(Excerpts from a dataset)
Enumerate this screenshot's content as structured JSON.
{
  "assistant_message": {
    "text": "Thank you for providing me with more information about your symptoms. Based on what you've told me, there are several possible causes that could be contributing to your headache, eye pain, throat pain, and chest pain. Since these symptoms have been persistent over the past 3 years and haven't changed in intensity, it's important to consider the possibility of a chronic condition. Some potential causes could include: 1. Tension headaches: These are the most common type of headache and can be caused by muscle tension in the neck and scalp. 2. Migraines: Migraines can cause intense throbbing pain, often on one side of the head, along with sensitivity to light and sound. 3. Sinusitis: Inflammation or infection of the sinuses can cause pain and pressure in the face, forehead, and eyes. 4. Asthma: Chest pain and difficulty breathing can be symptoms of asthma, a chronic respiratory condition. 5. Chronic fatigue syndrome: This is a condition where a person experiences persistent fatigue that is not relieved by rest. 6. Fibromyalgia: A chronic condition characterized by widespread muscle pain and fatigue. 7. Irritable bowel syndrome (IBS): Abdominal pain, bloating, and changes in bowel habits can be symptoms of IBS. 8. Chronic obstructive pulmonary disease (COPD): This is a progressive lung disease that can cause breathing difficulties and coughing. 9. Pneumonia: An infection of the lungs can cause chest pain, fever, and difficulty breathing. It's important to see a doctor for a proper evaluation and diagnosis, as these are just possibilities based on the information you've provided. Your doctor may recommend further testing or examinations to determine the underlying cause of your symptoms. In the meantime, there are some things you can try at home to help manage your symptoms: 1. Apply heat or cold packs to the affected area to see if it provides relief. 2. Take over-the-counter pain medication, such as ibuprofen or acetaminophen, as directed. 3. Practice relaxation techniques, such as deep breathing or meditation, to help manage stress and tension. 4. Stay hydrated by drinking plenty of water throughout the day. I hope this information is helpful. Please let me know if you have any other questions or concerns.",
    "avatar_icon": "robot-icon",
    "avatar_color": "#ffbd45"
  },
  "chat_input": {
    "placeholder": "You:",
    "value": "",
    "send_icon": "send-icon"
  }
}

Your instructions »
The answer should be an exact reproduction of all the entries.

Exercise output »
Enumerate this screenshot's content as structured JSON.
{
  "assistant_message": {
    "text": "Thank you for providing me with more information about your symptoms. Based on what you've told me, there are several possible causes that could be contributing to your headache, eye pain, throat pain, and chest pain. Since these symptoms have been persistent over the past 3 years and haven't changed in intensity, it's important to consider the possibility of a chronic condition. Some potential causes could include: 1. Tension headaches: These are the most common type of headache and can be caused by muscle tension in the neck and scalp. 2. Migraines: Migraines can cause intense throbbing pain, often on one side of the head, along with sensitivity to light and sound. 3. Sinusitis: Inflammation or infection of the sinuses can cause pain and pressure in the face, forehead, and eyes. 4. Asthma: Chest pain and difficulty breathing can be symptoms of asthma, a chronic respiratory condition. 5. Chronic fatigue syndrome: This is a condition where a person experiences persistent fatigue that is not relieved by rest. 6. Fibromyalgia: A chronic condition characterized by widespread muscle pain and fatigue. 7. Irritable bowel syndrome (IBS): Abdominal pain, bloating, and changes in bowel habits can be symptoms of IBS. 8. Chronic obstructive pulmonary disease (COPD): This is a progressive lung disease that can cause breathing difficulties and coughing. 9. Pneumonia: An infection of the lungs can cause chest pain, fever, and difficulty breathing. It's important to see a doctor for a proper evaluation and diagnosis, as these are just possibilities based on the information you've provided. Your doctor may recommend further testing or examinations to determine the underlying cause of your symptoms. In the meantime, there are some things you can try at home to help manage your symptoms: 1. Apply heat or cold packs to the affected area to see if it provides relief. 2. Take over-the-counter pain medication, such as ibuprofen or acetaminophen, as directed. 3. Practice relaxation techniques, such as deep breathing or meditation, to help manage stress and tension. 4. Stay hydrated by drinking plenty of water throughout the day. I hope this information is helpful. Please let me know if you have any other questions or concerns.",
    "avatar_icon": "robot-icon",
    "avatar_color": "#ffbd45"
  },
  "chat_input": {
    "placeholder": "You:",
    "value": "",
    "send_icon": "send-icon"
  }
}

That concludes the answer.